- [What is required]: Report every line below that has the string "JSON" in it.

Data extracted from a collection
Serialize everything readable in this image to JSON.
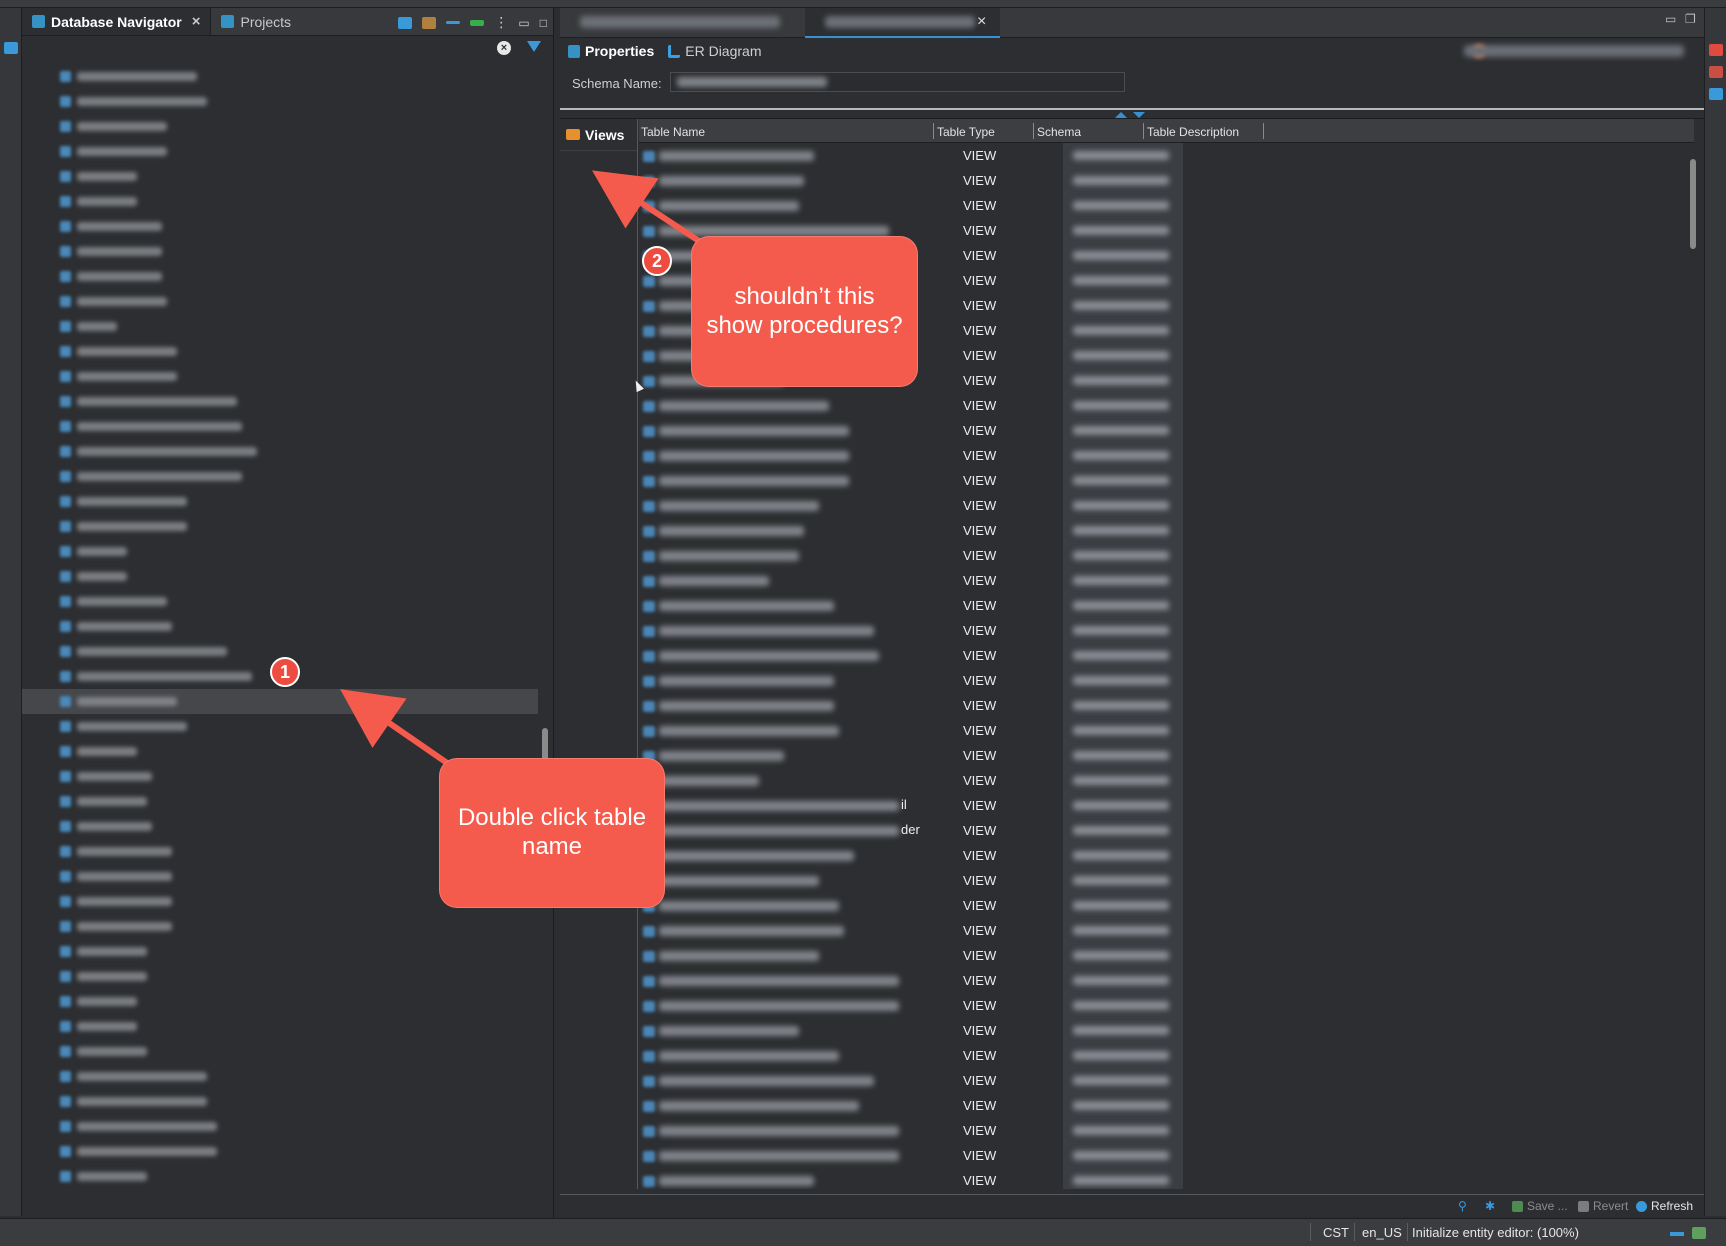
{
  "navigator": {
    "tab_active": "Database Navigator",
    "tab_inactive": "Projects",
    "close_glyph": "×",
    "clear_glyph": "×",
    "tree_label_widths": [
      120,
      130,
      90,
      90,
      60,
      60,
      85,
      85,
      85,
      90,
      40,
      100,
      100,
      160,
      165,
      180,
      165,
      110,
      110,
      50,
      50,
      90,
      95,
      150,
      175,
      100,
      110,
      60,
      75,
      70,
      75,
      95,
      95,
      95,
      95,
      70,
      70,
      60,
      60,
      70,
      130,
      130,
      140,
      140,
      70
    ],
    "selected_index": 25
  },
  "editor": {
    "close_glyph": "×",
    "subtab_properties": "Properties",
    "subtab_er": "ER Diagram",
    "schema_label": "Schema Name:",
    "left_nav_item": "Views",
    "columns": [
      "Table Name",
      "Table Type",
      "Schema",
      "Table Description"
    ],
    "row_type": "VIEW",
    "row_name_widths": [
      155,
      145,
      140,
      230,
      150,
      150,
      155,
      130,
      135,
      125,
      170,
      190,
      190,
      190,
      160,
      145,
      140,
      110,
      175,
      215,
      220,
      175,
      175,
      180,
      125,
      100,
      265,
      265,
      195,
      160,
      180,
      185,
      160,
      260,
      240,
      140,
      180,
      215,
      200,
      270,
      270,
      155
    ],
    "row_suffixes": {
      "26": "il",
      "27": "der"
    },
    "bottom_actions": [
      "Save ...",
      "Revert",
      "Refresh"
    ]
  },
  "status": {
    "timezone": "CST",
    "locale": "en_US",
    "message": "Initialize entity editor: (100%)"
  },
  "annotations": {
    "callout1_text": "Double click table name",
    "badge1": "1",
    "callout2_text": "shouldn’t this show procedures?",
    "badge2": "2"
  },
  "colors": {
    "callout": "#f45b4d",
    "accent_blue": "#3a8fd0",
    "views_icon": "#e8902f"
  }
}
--
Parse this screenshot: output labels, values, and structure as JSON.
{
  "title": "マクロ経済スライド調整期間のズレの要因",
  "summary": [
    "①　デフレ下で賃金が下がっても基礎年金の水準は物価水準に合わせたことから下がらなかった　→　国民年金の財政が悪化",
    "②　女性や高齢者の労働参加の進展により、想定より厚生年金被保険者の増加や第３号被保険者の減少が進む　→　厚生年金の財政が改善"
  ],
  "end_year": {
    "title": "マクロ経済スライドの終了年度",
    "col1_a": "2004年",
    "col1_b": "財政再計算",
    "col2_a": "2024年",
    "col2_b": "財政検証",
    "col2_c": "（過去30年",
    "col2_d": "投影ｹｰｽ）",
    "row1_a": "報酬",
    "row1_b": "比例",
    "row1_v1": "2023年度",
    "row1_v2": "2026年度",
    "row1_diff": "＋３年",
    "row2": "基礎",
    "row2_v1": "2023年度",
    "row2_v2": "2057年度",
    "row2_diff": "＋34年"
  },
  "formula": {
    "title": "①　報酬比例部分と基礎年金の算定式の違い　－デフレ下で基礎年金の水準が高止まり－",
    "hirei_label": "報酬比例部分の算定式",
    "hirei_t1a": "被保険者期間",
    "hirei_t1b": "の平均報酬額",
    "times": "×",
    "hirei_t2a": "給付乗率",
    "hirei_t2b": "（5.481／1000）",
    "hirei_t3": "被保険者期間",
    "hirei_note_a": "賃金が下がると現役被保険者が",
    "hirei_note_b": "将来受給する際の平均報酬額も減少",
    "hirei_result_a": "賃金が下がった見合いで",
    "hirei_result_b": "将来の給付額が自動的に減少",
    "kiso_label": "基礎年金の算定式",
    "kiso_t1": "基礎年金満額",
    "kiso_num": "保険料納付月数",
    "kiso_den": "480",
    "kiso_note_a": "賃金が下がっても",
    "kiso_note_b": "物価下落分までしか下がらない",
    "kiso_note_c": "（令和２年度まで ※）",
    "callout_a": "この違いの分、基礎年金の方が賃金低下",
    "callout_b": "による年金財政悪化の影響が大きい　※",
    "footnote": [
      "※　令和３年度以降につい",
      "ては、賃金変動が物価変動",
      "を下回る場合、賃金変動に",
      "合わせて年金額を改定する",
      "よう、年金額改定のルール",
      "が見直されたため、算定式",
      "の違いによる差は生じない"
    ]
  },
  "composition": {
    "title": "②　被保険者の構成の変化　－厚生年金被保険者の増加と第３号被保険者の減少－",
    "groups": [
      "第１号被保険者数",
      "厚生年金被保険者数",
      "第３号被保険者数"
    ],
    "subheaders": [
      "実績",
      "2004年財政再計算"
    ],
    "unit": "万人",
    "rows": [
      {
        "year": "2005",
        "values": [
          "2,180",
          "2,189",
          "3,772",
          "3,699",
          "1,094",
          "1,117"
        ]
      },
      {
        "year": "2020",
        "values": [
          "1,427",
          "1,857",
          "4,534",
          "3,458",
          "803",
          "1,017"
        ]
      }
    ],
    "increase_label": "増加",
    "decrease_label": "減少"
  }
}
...
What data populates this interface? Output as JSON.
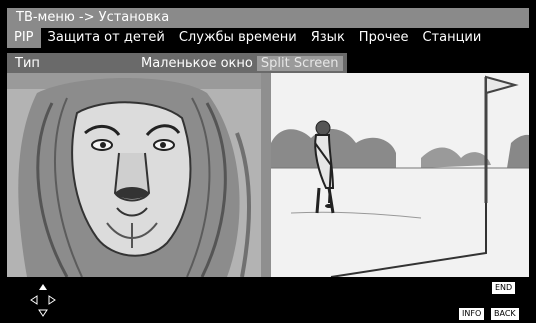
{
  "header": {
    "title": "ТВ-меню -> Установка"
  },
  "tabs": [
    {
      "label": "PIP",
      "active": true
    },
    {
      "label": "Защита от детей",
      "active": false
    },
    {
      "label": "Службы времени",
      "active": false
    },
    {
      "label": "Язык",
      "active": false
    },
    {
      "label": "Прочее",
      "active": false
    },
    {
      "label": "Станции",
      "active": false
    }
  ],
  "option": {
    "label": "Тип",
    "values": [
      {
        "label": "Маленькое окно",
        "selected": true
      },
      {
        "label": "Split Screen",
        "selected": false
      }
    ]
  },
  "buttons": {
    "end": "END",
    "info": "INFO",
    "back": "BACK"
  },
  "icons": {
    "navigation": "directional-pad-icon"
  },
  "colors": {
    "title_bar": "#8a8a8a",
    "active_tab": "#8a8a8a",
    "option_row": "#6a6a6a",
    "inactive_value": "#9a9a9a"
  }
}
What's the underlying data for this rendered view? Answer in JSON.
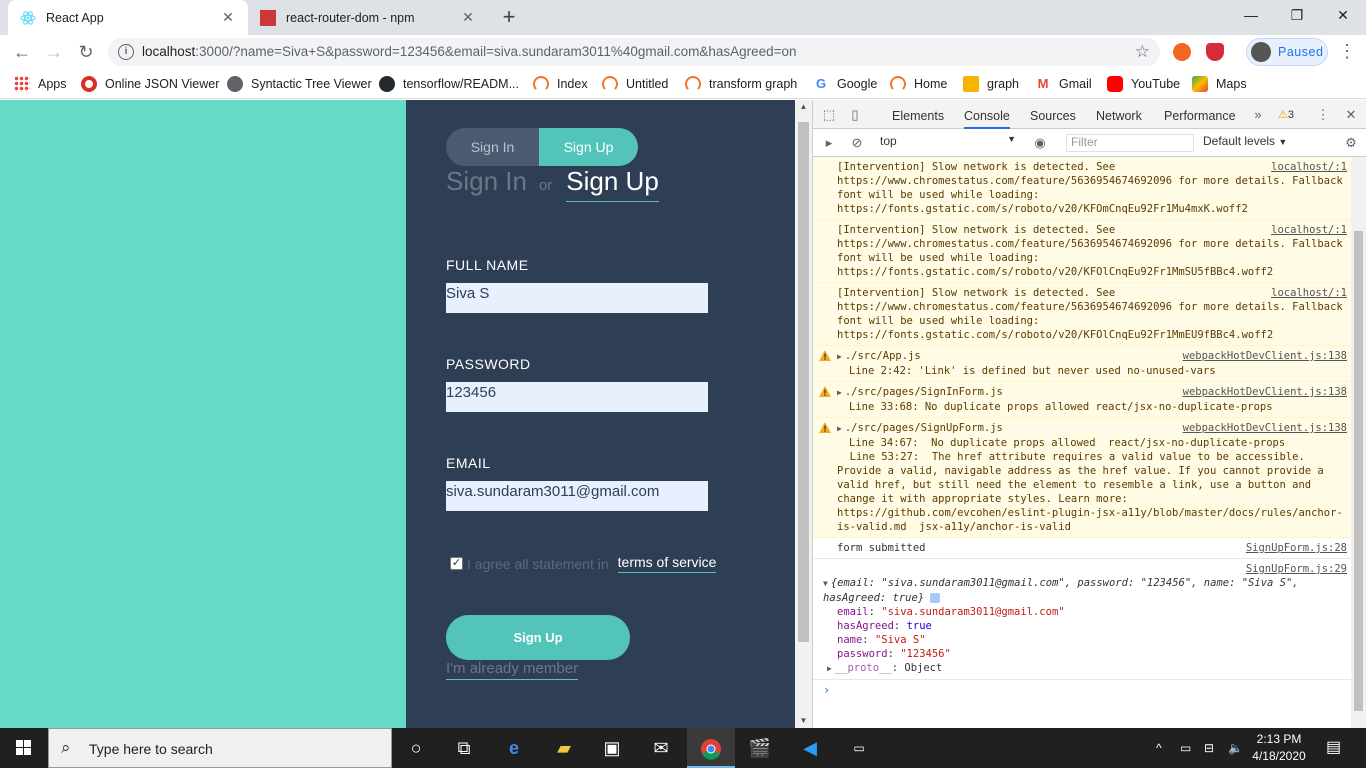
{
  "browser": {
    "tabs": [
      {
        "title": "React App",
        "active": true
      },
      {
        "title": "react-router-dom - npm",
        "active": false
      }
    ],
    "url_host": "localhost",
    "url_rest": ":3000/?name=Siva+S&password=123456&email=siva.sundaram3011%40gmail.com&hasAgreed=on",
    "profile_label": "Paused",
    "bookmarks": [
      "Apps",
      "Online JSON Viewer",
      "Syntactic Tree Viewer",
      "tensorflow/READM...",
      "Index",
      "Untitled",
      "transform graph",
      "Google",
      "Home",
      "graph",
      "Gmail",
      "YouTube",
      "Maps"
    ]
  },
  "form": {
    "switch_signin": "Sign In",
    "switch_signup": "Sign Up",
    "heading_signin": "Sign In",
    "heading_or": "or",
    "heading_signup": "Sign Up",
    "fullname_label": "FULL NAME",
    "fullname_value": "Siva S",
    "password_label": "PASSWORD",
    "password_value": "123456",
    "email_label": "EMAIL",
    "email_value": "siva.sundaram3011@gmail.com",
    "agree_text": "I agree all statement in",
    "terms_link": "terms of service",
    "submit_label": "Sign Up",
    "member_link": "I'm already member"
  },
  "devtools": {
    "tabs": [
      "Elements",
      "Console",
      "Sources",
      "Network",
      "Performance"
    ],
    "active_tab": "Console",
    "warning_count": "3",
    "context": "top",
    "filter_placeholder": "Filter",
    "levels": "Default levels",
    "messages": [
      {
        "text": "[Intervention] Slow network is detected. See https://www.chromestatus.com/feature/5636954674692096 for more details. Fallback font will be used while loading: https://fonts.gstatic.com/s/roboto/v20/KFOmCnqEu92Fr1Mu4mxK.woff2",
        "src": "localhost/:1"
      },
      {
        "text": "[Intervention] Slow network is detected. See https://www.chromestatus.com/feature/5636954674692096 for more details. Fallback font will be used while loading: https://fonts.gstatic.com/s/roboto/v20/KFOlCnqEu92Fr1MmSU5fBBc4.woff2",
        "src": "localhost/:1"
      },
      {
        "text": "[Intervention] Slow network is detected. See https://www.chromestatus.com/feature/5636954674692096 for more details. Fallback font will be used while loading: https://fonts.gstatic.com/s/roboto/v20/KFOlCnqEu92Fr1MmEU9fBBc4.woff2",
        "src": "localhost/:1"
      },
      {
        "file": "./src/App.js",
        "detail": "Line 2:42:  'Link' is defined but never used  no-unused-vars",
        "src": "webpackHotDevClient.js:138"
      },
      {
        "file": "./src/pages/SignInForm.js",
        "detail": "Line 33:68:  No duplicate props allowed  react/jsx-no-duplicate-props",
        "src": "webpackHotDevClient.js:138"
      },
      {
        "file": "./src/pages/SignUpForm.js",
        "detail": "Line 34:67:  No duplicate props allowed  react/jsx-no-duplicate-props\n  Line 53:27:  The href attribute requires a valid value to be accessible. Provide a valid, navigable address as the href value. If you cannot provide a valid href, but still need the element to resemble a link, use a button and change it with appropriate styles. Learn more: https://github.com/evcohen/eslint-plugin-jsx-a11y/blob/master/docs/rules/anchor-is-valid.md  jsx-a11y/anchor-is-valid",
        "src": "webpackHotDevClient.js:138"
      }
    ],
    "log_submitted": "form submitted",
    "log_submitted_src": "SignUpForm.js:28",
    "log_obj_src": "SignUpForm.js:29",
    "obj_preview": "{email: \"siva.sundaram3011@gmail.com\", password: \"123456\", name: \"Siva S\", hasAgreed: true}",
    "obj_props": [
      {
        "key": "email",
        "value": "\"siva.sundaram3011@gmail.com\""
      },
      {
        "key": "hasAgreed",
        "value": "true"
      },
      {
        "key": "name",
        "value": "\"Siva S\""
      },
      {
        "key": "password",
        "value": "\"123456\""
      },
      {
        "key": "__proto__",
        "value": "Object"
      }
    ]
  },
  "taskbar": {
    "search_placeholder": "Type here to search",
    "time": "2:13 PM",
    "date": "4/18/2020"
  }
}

- [Written response]:
Serialize everything readable in this image to JSON.
Parse this screenshot: output labels, values, and structure as JSON.
What data populates this interface? Output as JSON.
What's the underlying data for this rendered view? Answer in JSON.
      "Online JSON Viewer",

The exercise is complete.